The report emphasizes the right to property as a right of key importance to indigenous peoples in their efforts to preserve their indigenous culture, tradition, and identity. It asserts that the Costa Rican state has failed to consistently provide protection of the Teribe people’s property, even though such protection is required by domestic and international law.
“The fact that the dam would flood IP [Indigenous Peoples] land is the crux of the issue,” Anjela Jenkins said. “International human rights law requires the effective participation of IPs in the decision-making processes for any decisions that may affect them.”
The Teribe people have inhabited lands within Terraba since the eighteenth century. According to the report, there are currently 108 burial sites in the land that will be affected by the dam’s construction.

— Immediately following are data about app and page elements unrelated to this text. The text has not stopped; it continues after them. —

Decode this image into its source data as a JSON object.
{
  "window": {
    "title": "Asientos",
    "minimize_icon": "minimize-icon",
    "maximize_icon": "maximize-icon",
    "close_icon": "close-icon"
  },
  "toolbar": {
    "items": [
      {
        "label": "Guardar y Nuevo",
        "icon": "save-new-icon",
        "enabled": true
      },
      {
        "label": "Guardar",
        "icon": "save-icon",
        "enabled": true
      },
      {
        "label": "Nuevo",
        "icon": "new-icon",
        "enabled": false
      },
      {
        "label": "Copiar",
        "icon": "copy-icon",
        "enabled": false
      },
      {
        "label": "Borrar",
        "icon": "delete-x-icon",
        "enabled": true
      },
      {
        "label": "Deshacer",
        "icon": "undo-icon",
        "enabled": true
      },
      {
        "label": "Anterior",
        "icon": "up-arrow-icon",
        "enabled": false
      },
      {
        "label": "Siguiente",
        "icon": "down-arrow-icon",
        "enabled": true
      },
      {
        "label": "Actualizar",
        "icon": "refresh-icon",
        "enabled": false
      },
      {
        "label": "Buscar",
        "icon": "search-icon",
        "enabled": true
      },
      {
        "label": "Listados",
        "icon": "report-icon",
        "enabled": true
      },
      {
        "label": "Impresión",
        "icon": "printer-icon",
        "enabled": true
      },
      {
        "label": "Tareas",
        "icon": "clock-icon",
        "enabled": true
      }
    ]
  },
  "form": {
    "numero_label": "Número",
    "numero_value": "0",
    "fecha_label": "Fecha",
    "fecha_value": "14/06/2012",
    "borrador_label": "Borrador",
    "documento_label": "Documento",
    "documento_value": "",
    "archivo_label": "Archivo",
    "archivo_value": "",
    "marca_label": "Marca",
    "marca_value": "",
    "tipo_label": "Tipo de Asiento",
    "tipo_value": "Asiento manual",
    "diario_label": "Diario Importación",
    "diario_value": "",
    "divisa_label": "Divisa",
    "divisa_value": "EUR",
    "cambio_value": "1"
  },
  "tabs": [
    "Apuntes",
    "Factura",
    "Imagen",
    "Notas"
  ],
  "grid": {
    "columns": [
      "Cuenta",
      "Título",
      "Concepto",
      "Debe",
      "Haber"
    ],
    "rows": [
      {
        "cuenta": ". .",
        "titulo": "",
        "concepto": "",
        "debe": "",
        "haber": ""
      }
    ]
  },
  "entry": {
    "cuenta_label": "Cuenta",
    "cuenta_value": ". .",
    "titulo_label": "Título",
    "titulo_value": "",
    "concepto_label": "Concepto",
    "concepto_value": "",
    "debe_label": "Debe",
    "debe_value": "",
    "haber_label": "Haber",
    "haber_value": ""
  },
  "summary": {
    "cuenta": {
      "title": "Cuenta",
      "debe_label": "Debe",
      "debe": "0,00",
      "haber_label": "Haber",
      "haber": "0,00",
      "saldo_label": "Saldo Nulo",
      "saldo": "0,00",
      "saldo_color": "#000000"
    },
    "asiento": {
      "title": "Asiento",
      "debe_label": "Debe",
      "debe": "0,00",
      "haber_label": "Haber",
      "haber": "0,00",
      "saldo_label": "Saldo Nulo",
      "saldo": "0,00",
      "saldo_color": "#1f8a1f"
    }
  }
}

Costa Rica is a democratic republic, but its indigenous peoples have often had trouble voicing their concerns and maintaining their cultural traditions. However, the government interacts with indigenous people through ADI’s, or Associations for Integral Development, that were established in 1977 after the passing of the Indigenous Law. For many, ADIs have not ensured that indigenous voices are properly heard. Critics have pointed out that ADIs are not traditional indigenous forms of organization.
“Indigenous people enjoy special rights and protections under international human rights law,” Jenkins said. “Rights related to property and environment often play a very substantial role because IPs often have long-standing relationships with the land for reasons as diverse as subsistence, religion, and other culture. Rights related to representation are also big because many IPs in the world are socially and economically marginalized and because things like, say, the conquest [of the Americas] eliminated structures of representation and self-governance that were already in place.”
If the dam is built, the Teribe people will be entitled by international and state laws to be compensated. But because there are problems determining whose land is whose, it is unclear who will receive compensation, according to Jenkins.
“Many of the land problems are the result of non-indigenous folk buying indigenous land illegally, or having title to indigenous land, or the government set aside territory for the indigenous communities sometime back,” Brandon Hunter said. “It’s also hard determining ownership because titles are hard to come by and many people sold land that was theirs without title. In addition, intermarriage between indigenous and non-indigenous folk also makes it hard, especially when the next generation of folk owning the land are non-indigenous. Lastly, indigenous land is communal, meaning not one person owns it, it’s owned by the community. The community determines plots based on whatever they like, but at times these plots have been sold off illegally to non-indigenous folk.”
From her experiences in Costa Rica, Jenkins reports that the people of Costa Rica are split over whether to build the dam at all. Some argue that it will provide electricity to millions of people and alleviate concerns over future power shortages. Others want the indigenous people’s best interests to be represented fairly. And others support the dam’s construction in the hopes that those who are affected receive just compensation.
There is also concern over the time, effort, and impact of the project. According to the report, there are approximately 750 indigenous members of the Teribe people. Three thousand workers are expected to move into the area to build it. Whether the Teribe will be able to maintain their rights and identity and be compensated fairly during and after such a major change remain pressing questions. At least for now, the Teribe have found help at the Law School and University of Texas in making their concerns heard.—Mark Lopez
“Human Rights Study Says Costa Rica in Violation of Indigenous Rights” in the Tico Times (Costa Rican English-language newspaper)
Press contact: Kirston Fortune, UT Law Communications,at 512-471-7330 or email@example.com